_Exercise_. The expected response is the entire set of entries, copied exactly.
• • • • •
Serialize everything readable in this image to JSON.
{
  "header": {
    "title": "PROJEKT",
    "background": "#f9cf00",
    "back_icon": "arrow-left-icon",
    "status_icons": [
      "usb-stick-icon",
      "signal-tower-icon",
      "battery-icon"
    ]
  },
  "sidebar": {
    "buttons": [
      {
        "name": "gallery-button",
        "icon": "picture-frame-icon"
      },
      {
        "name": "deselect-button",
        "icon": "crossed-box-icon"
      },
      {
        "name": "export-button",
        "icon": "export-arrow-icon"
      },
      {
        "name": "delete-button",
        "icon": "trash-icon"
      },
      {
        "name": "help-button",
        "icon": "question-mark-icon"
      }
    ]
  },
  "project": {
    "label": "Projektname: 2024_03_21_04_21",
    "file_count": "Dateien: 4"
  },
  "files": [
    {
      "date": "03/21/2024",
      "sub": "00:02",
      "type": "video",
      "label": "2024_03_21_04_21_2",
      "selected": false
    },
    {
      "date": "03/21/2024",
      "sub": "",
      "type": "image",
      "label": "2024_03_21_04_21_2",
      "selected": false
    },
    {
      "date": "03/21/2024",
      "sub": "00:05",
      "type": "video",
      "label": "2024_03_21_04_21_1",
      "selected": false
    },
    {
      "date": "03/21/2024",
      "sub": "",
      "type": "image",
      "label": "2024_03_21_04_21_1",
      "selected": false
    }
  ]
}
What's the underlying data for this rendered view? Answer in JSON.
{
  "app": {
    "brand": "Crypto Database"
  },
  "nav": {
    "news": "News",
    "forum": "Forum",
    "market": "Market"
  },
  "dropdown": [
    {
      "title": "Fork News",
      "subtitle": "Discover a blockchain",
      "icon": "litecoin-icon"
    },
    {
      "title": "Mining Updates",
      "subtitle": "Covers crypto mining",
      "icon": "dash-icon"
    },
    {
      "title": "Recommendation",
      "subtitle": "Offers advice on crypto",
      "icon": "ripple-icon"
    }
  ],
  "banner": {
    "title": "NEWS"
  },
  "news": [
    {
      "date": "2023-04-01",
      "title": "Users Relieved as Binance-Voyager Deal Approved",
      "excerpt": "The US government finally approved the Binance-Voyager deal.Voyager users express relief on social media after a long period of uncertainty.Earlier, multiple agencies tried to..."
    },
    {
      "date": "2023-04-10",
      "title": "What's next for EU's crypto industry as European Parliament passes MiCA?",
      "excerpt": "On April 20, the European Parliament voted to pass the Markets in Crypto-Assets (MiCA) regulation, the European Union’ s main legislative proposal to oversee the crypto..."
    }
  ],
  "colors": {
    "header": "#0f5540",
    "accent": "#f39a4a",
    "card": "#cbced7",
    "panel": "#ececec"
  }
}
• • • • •
_Problem solution_.
Serialize everything readable in this image to JSON.
{
  "header": {
    "title": "PROJEKT",
    "background": "#f9cf00",
    "back_icon": "arrow-left-icon",
    "status_icons": [
      "usb-stick-icon",
      "signal-tower-icon",
      "battery-icon"
    ]
  },
  "sidebar": {
    "buttons": [
      {
        "name": "gallery-button",
        "icon": "picture-frame-icon"
      },
      {
        "name": "deselect-button",
        "icon": "crossed-box-icon"
      },
      {
        "name": "export-button",
        "icon": "export-arrow-icon"
      },
      {
        "name": "delete-button",
        "icon": "trash-icon"
      },
      {
        "name": "help-button",
        "icon": "question-mark-icon"
      }
    ]
  },
  "project": {
    "label": "Projektname: 2024_03_21_04_21",
    "file_count": "Dateien: 4"
  },
  "files": [
    {
      "date": "03/21/2024",
      "sub": "00:02",
      "type": "video",
      "label": "2024_03_21_04_21_2",
      "selected": false
    },
    {
      "date": "03/21/2024",
      "sub": "",
      "type": "image",
      "label": "2024_03_21_04_21_2",
      "selected": false
    },
    {
      "date": "03/21/2024",
      "sub": "00:05",
      "type": "video",
      "label": "2024_03_21_04_21_1",
      "selected": false
    },
    {
      "date": "03/21/2024",
      "sub": "",
      "type": "image",
      "label": "2024_03_21_04_21_1",
      "selected": false
    }
  ]
}
What's the underlying data for this rendered view? Answer in JSON.
{
  "app": {
    "brand": "Crypto Database"
  },
  "nav": {
    "news": "News",
    "forum": "Forum",
    "market": "Market"
  },
  "dropdown": [
    {
      "title": "Fork News",
      "subtitle": "Discover a blockchain",
      "icon": "litecoin-icon"
    },
    {
      "title": "Mining Updates",
      "subtitle": "Covers crypto mining",
      "icon": "dash-icon"
    },
    {
      "title": "Recommendation",
      "subtitle": "Offers advice on crypto",
      "icon": "ripple-icon"
    }
  ],
  "banner": {
    "title": "NEWS"
  },
  "news": [
    {
      "date": "2023-04-01",
      "title": "Users Relieved as Binance-Voyager Deal Approved",
      "excerpt": "The US government finally approved the Binance-Voyager deal.Voyager users express relief on social media after a long period of uncertainty.Earlier, multiple agencies tried to..."
    },
    {
      "date": "2023-04-10",
      "title": "What's next for EU's crypto industry as European Parliament passes MiCA?",
      "excerpt": "On April 20, the European Parliament voted to pass the Markets in Crypto-Assets (MiCA) regulation, the European Union’ s main legislative proposal to oversee the crypto..."
    }
  ],
  "colors": {
    "header": "#0f5540",
    "accent": "#f39a4a",
    "card": "#cbced7",
    "panel": "#ececec"
  }
}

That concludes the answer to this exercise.